“There is nothing anybody can say about the passing of Jock Sutherland that isn’t felt in the heart of every man and woman in Pittsburgh.
“In any list of the district’s assets, he was close to the top.’’
Sutherland was elected to the College Football Hall of Fame in 1951.
Pitt’s Sutherland Hall student housing facility and nearby Sutherland Drive were named after him.
Sutherland is a Pittsburgh legend and is buried at Homewood Cemetery among Pittsburgh dignitaries such as Frick, Mellon and Heinz.
Carson Long, place-kicker for Pitt’s national championship team of 1976, became “fascinated” with college coaches from the first half of the 20th century.
Long knew of Sutherland, of course but he wanted to know more.
He read articles and books and went to visit Sutherland’s gravesite.
Tears came to his eyes when he saw the grass wasn’t mowed and there was mould all over the stone.
He started the Sutherland Restoration Fund after taking photos of the site and showing them to some of his old teammates.
They managed to raise just under $10,000 and restored the site.
Sutherland’s stone is connected to one bearing the name of his sister, Marion Burns Sutherland.
The University of Pittsburgh described Sutherland as “Pitt football’s all-time crown jewel” who “set impeccable standards of excellence” and “became a larger-than-life figure not only at Pitt but throughout the college football world”.

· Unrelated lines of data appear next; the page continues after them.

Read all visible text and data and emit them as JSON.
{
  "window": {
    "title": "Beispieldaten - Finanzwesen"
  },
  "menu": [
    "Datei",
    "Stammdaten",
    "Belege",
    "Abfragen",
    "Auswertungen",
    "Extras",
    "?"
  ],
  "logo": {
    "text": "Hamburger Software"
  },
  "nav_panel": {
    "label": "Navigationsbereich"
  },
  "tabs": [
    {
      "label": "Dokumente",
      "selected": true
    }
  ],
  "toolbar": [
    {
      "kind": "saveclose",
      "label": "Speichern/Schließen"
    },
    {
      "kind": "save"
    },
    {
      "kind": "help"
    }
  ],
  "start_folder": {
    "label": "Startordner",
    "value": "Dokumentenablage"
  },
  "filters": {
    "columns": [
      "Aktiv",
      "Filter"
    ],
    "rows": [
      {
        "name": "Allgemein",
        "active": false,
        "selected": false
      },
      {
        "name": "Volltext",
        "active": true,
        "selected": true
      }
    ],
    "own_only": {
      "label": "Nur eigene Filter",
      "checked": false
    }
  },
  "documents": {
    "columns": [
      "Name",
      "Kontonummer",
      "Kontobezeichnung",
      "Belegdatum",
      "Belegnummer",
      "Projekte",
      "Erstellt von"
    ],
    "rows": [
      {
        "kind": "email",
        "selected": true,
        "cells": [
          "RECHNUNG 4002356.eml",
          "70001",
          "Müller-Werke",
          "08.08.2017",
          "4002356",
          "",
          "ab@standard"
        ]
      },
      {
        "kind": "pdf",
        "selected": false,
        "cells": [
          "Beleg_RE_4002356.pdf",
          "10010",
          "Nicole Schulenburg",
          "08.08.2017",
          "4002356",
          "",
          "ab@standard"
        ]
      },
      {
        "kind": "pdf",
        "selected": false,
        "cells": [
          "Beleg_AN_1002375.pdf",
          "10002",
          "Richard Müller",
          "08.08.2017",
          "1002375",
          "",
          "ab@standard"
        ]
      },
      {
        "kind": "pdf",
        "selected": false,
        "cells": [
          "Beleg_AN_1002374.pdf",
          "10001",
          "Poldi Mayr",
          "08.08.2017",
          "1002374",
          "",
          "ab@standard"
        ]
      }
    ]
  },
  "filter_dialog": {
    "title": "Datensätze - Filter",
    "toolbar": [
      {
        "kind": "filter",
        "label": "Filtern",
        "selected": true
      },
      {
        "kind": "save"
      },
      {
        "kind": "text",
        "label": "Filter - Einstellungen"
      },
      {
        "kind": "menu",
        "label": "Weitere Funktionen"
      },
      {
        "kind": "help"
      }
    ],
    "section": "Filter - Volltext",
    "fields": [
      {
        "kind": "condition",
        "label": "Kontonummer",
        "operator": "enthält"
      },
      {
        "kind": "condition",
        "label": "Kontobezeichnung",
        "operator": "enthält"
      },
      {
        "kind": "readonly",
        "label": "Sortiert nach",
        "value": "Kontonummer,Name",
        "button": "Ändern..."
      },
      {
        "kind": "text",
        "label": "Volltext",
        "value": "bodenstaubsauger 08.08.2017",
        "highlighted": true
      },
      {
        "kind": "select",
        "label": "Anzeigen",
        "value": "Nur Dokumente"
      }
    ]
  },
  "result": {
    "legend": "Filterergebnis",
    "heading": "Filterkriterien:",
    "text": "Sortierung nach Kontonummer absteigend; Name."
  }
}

Grantland Rice, one of the greatest sportswriters from the golden age of newspapers, described Sutherland as “Scotland’s greatest football son”.